*** MATERIAL PROVIDED Section Begins ***

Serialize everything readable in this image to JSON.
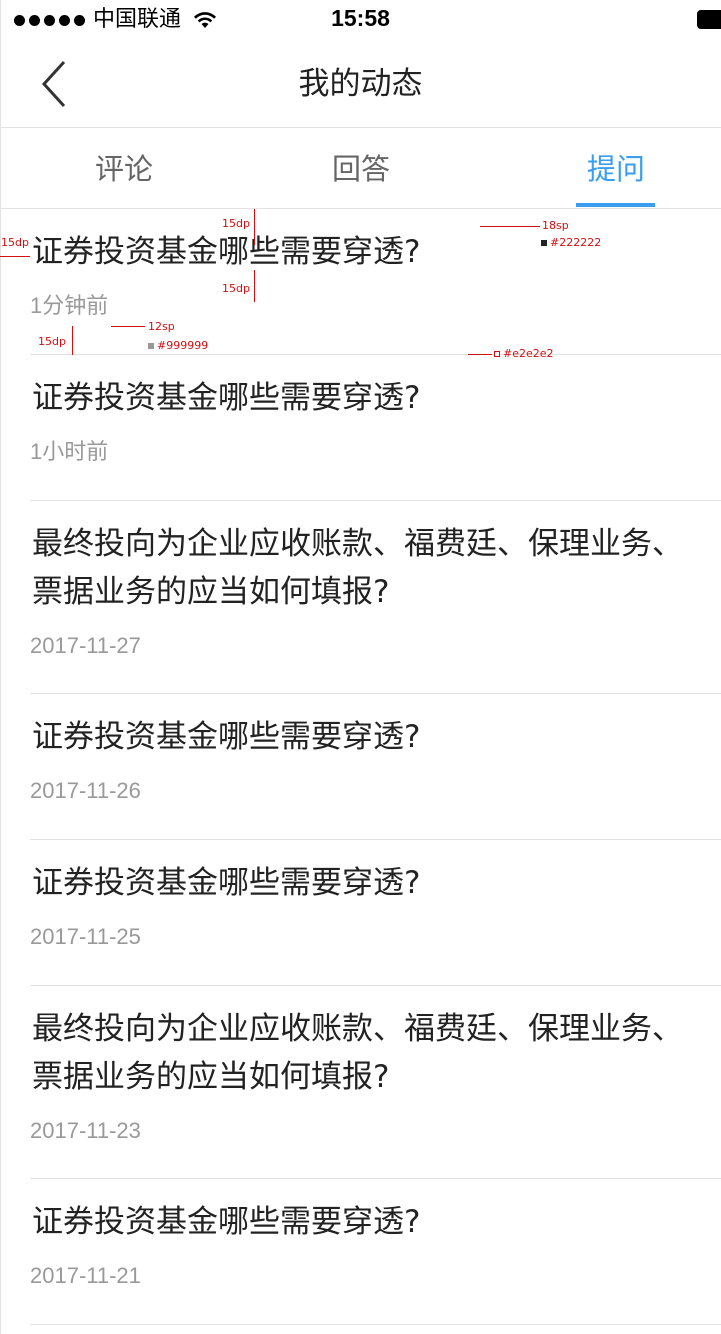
{
  "status_bar": {
    "carrier": "中国联通",
    "time": "15:58"
  },
  "nav": {
    "title": "我的动态"
  },
  "tabs": [
    {
      "label": "评论"
    },
    {
      "label": "回答"
    },
    {
      "label": "提问"
    }
  ],
  "active_tab_color": "#3a9ef0",
  "items": [
    {
      "title": "证券投资基金哪些需要穿透?",
      "time": "1分钟前"
    },
    {
      "title": "证券投资基金哪些需要穿透?",
      "time": "1小时前"
    },
    {
      "title": "最终投向为企业应收账款、福费廷、保理业务、票据业务的应当如何填报?",
      "time": "2017-11-27"
    },
    {
      "title": "证券投资基金哪些需要穿透?",
      "time": "2017-11-26"
    },
    {
      "title": "证券投资基金哪些需要穿透?",
      "time": "2017-11-25"
    },
    {
      "title": "最终投向为企业应收账款、福费廷、保理业务、票据业务的应当如何填报?",
      "time": "2017-11-23"
    },
    {
      "title": "证券投资基金哪些需要穿透?",
      "time": "2017-11-21"
    }
  ],
  "annotations": {
    "margin_left": "15dp",
    "gap_top": "15dp",
    "gap_middle": "15dp",
    "gap_bottom": "15dp",
    "title_size": "18sp",
    "title_color": "#222222",
    "time_size": "12sp",
    "time_color": "#999999",
    "divider_color": "#e2e2e2"
  },
  "icons": {
    "back": "chevron-left-icon",
    "wifi": "wifi-icon",
    "battery": "battery-icon",
    "signal": "signal-dots-icon"
  }
}
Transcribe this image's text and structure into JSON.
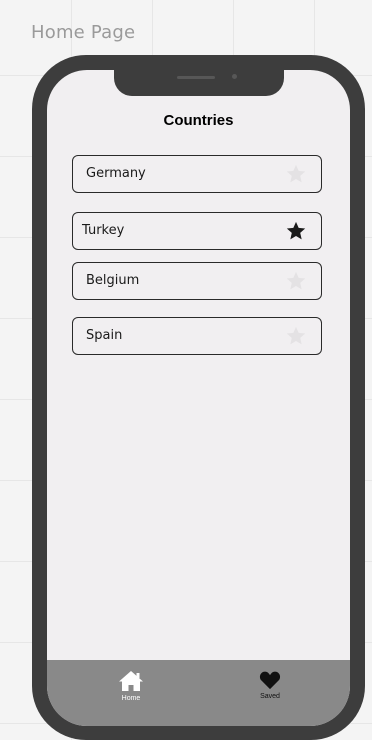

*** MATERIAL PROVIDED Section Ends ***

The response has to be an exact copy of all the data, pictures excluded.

Serialize everything readable in this image to JSON.
{
  "status_bar": {
    "carrier": "中国联通",
    "time": "15:58"
  },
  "nav": {
    "title": "我的动态"
  },
  "tabs": [
    {
      "label": "评论"
    },
    {
      "label": "回答"
    },
    {
      "label": "提问"
    }
  ],
  "active_tab_color": "#3a9ef0",
  "items": [
    {
      "title": "证券投资基金哪些需要穿透?",
      "time": "1分钟前"
    },
    {
      "title": "证券投资基金哪些需要穿透?",
      "time": "1小时前"
    },
    {
      "title": "最终投向为企业应收账款、福费廷、保理业务、票据业务的应当如何填报?",
      "time": "2017-11-27"
    },
    {
      "title": "证券投资基金哪些需要穿透?",
      "time": "2017-11-26"
    },
    {
      "title": "证券投资基金哪些需要穿透?",
      "time": "2017-11-25"
    },
    {
      "title": "最终投向为企业应收账款、福费廷、保理业务、票据业务的应当如何填报?",
      "time": "2017-11-23"
    },
    {
      "title": "证券投资基金哪些需要穿透?",
      "time": "2017-11-21"
    }
  ],
  "annotations": {
    "margin_left": "15dp",
    "gap_top": "15dp",
    "gap_middle": "15dp",
    "gap_bottom": "15dp",
    "title_size": "18sp",
    "title_color": "#222222",
    "time_size": "12sp",
    "time_color": "#999999",
    "divider_color": "#e2e2e2"
  },
  "icons": {
    "back": "chevron-left-icon",
    "wifi": "wifi-icon",
    "battery": "battery-icon",
    "signal": "signal-dots-icon"
  }
}
Transcribe this image's text and structure into JSON.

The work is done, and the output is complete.